▶ **YOUR OBJECTIVE**
Each line of the data that mentions the string "database" needs to be identified and copied.

◆ ◆ ◆ ◆

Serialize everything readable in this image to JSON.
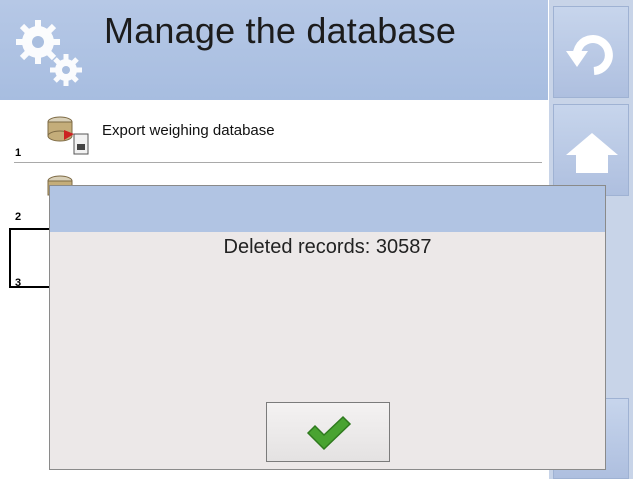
{
  "header": {
    "title": "Manage the database",
    "icon": "gears-icon",
    "color": "#b0c4e4"
  },
  "side_buttons": [
    {
      "name": "back",
      "icon": "undo-arrow-icon"
    },
    {
      "name": "home",
      "icon": "home-icon"
    }
  ],
  "list": {
    "items": [
      {
        "number": "1",
        "label": "Export weighing database",
        "icon": "export-database-icon"
      },
      {
        "number": "2",
        "label": "",
        "icon": "database-icon"
      },
      {
        "number": "3",
        "label": "",
        "icon": "database-icon"
      }
    ],
    "selected_index": 3
  },
  "dialog": {
    "message": "Deleted records: 30587",
    "confirm_icon": "checkmark-icon",
    "title_bar_color": "#b1c4e3",
    "confirm_color": "#4aa531"
  }
}
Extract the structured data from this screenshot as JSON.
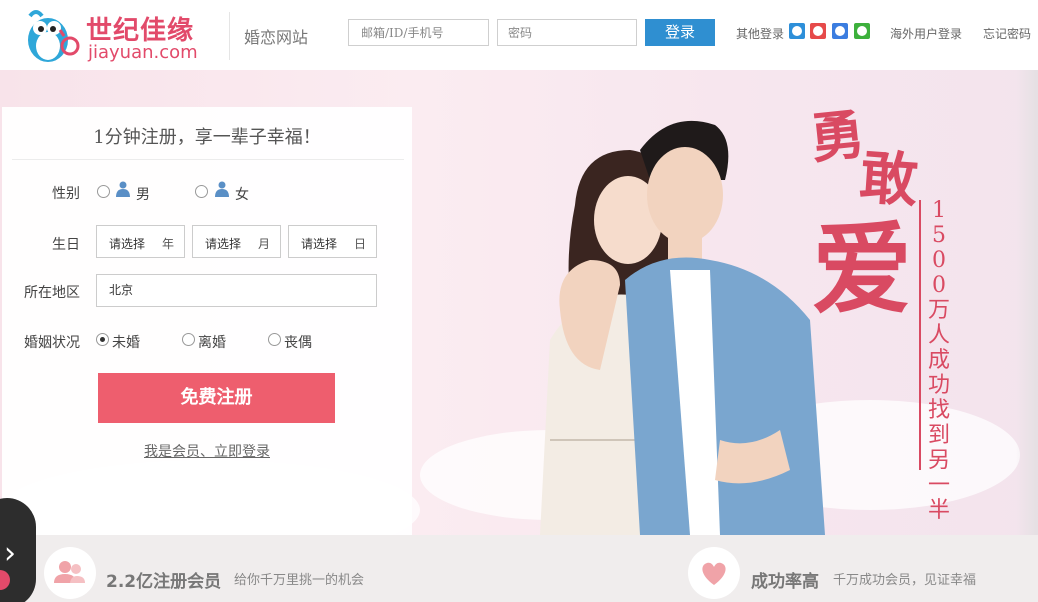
{
  "header": {
    "logo_cn": "世纪佳缘",
    "logo_en": "jiayuan.com",
    "site_name": "婚恋网站",
    "login": {
      "username_placeholder": "邮箱/ID/手机号",
      "password_placeholder": "密码",
      "button": "登录"
    },
    "other_login_label": "其他登录",
    "social_icons": [
      "qq-icon",
      "weibo-icon",
      "baidu-icon",
      "wechat-icon"
    ],
    "overseas_login": "海外用户登录",
    "forgot_password": "忘记密码"
  },
  "register": {
    "title": "1分钟注册，享一辈子幸福！",
    "gender_label": "性别",
    "gender_options": [
      "男",
      "女"
    ],
    "birthday_label": "生日",
    "birthday": {
      "year_placeholder": "请选择",
      "year_unit": "年",
      "month_placeholder": "请选择",
      "month_unit": "月",
      "day_placeholder": "请选择",
      "day_unit": "日"
    },
    "region_label": "所在地区",
    "region_value": "北京",
    "marital_label": "婚姻状况",
    "marital_options": [
      "未婚",
      "离婚",
      "丧偶"
    ],
    "marital_selected": "未婚",
    "submit": "免费注册",
    "member_link": "我是会员、立即登录"
  },
  "banner": {
    "slogan_1": "勇",
    "slogan_2": "敢",
    "slogan_3": "爱",
    "slogan_sub": "1500万人成功找到另一半"
  },
  "features": [
    {
      "title": "2.2亿注册会员",
      "desc": "给你千万里挑一的机会",
      "icon": "users-icon"
    },
    {
      "title": "成功率高",
      "desc": "千万成功会员，见证幸福",
      "icon": "heart-icon"
    }
  ],
  "colors": {
    "brand": "#e24a6a",
    "login_button": "#2f8fd1",
    "register_button": "#ee5e6e"
  }
}
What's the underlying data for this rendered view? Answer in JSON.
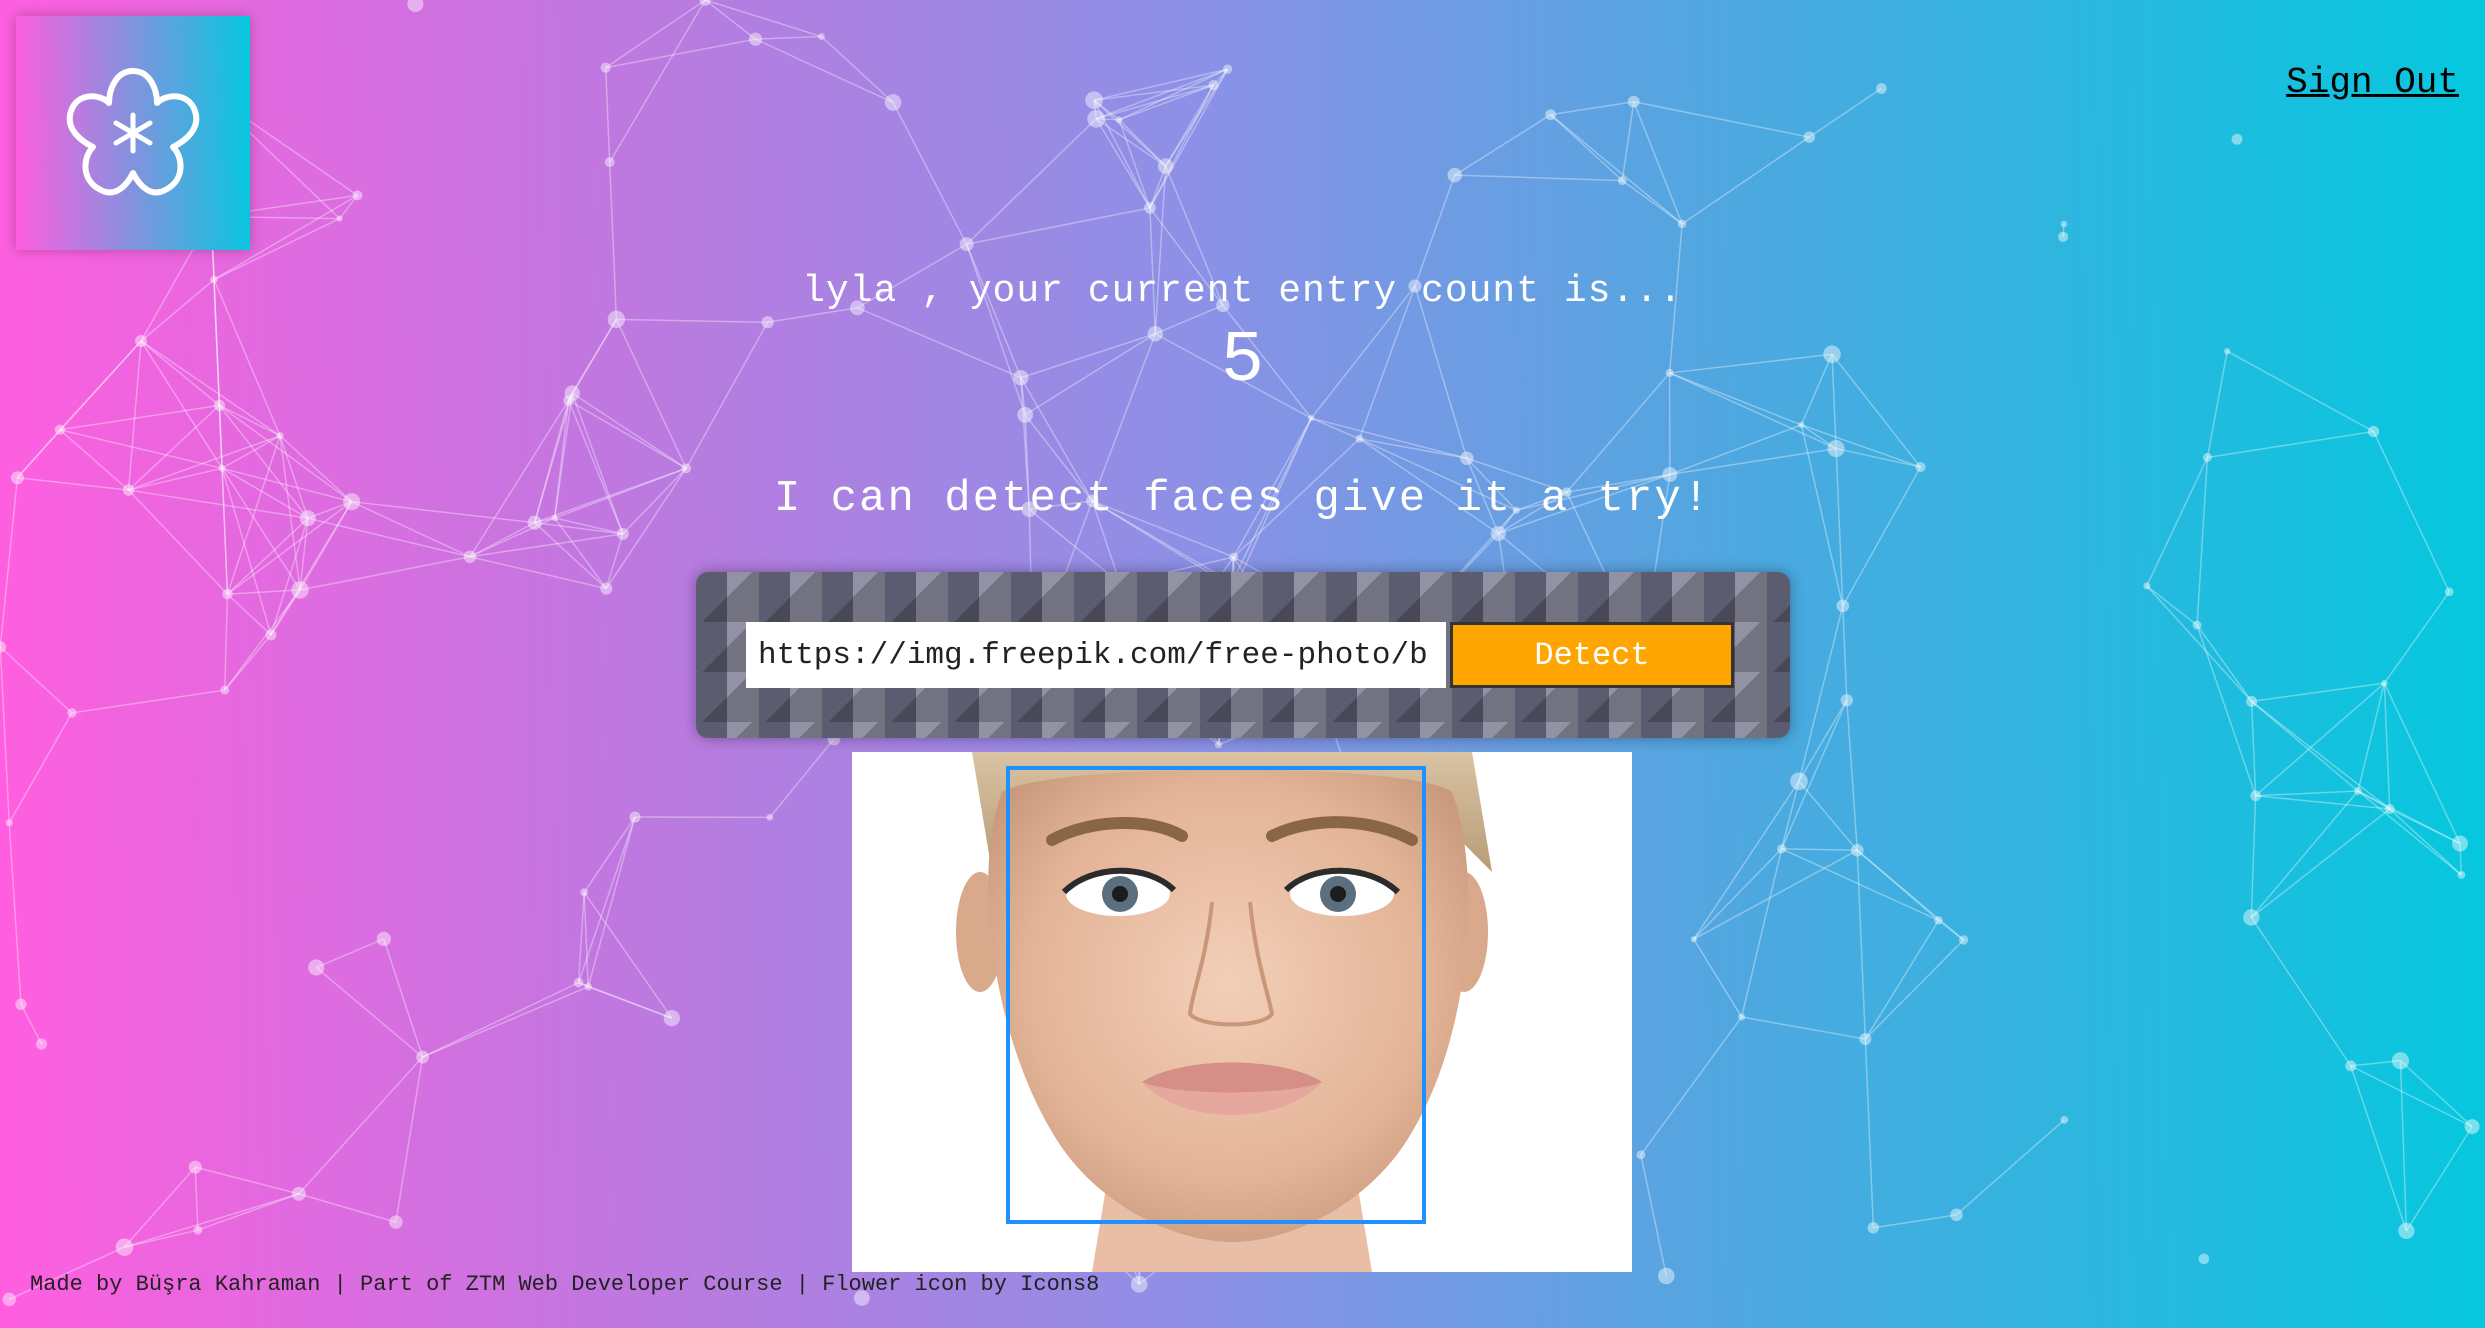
{
  "header": {
    "logo_icon": "flower-icon",
    "sign_out_label": "Sign Out"
  },
  "rank": {
    "greeting": "lyla , your current entry count is...",
    "count": "5"
  },
  "tagline": "I can detect faces give it a try!",
  "form": {
    "url_value": "https://img.freepik.com/free-photo/b",
    "detect_label": "Detect"
  },
  "face_recognition": {
    "image_icon": "portrait-photo",
    "box_color": "#1e90ff"
  },
  "footer": {
    "text": "Made by Büşra Kahraman | Part of ZTM Web Developer Course | Flower icon by Icons8"
  },
  "colors": {
    "gradient_start": "#ff5edf",
    "gradient_end": "#04c8de",
    "button_orange": "#ffa500"
  }
}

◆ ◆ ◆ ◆

▶ **WRITTEN SOLUTION**
    "title": "Manage the database",
        "label": "Export weighing database",
        "icon": "export-database-icon"
        "icon": "database-icon"
        "icon": "database-icon"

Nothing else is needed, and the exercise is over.